**WHAT YOU WILL DO:**
Find each line of the entries with the string "important", please, and copy it.

**INPUT FOR THIS TASK:**

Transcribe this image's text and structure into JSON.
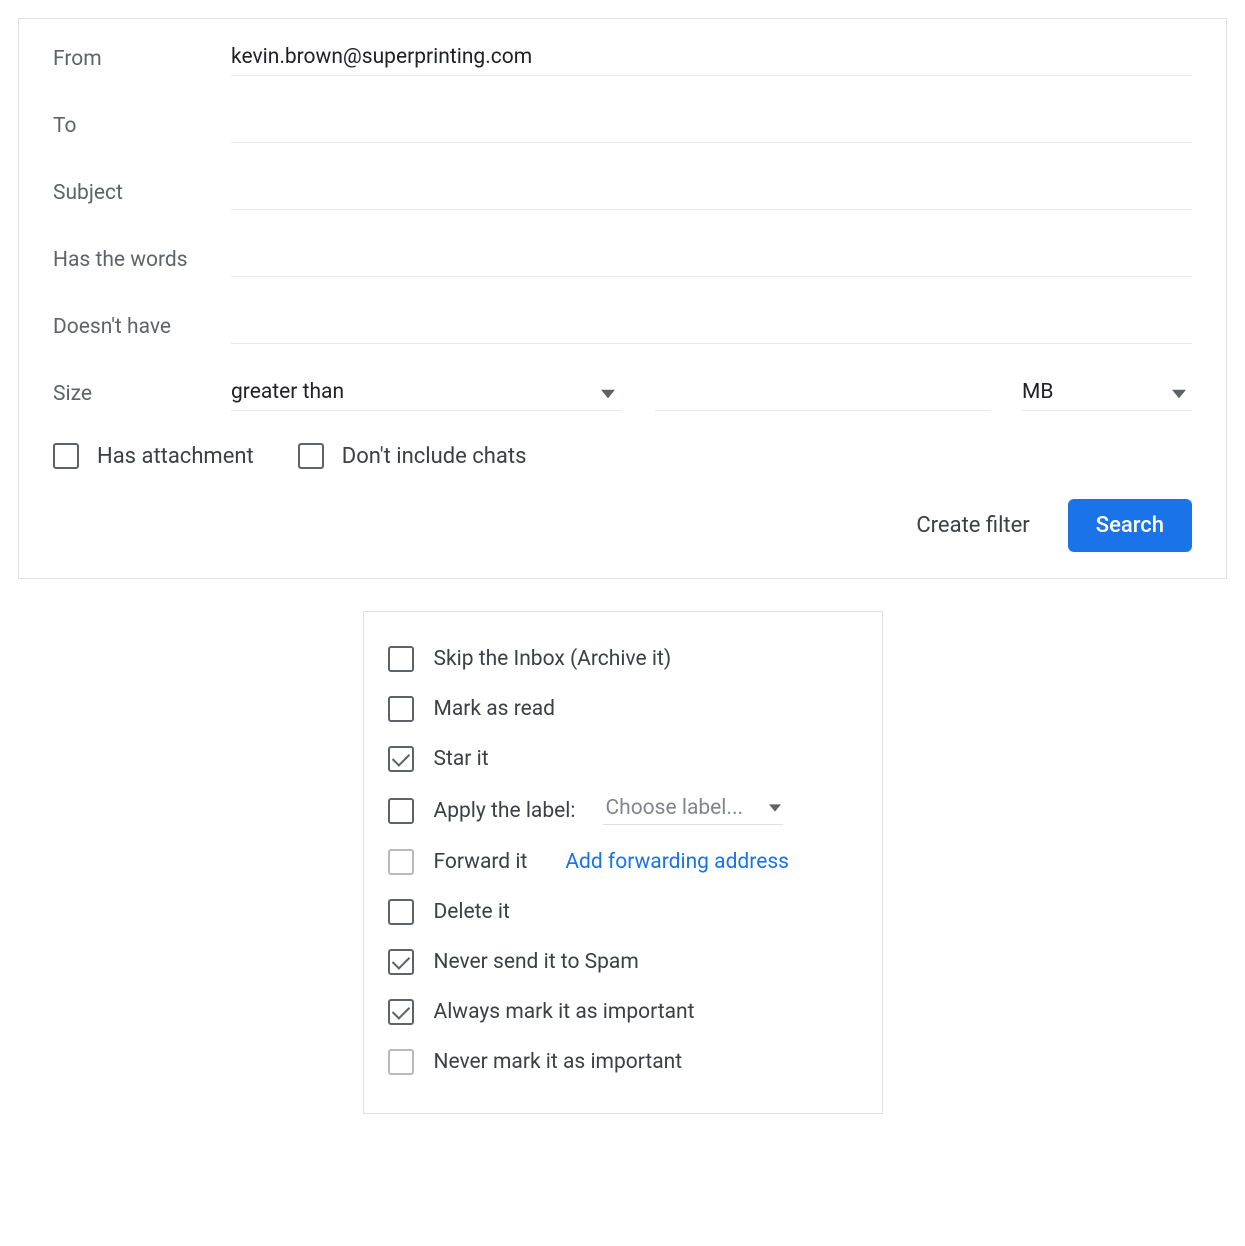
{
  "form": {
    "from": {
      "label": "From",
      "value": "kevin.brown@superprinting.com"
    },
    "to": {
      "label": "To",
      "value": ""
    },
    "subject": {
      "label": "Subject",
      "value": ""
    },
    "has_words": {
      "label": "Has the words",
      "value": ""
    },
    "doesnt_have": {
      "label": "Doesn't have",
      "value": ""
    },
    "size": {
      "label": "Size",
      "operator": "greater than",
      "value": "",
      "unit": "MB"
    },
    "has_attachment": {
      "label": "Has attachment",
      "checked": false
    },
    "no_chats": {
      "label": "Don't include chats",
      "checked": false
    },
    "create_filter": "Create filter",
    "search": "Search"
  },
  "options": {
    "skip_inbox": {
      "label": "Skip the Inbox (Archive it)",
      "checked": false
    },
    "mark_read": {
      "label": "Mark as read",
      "checked": false
    },
    "star_it": {
      "label": "Star it",
      "checked": true
    },
    "apply_label": {
      "label": "Apply the label:",
      "checked": false,
      "select_text": "Choose label..."
    },
    "forward_it": {
      "label": "Forward it",
      "checked": false,
      "link": "Add forwarding address"
    },
    "delete_it": {
      "label": "Delete it",
      "checked": false
    },
    "never_spam": {
      "label": "Never send it to Spam",
      "checked": true
    },
    "always_imp": {
      "label": "Always mark it as important",
      "checked": true
    },
    "never_imp": {
      "label": "Never mark it as important",
      "checked": false
    }
  }
}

**EXERCISE ANSWER:**
      "label": "Always mark it as important",
      "label": "Never mark it as important",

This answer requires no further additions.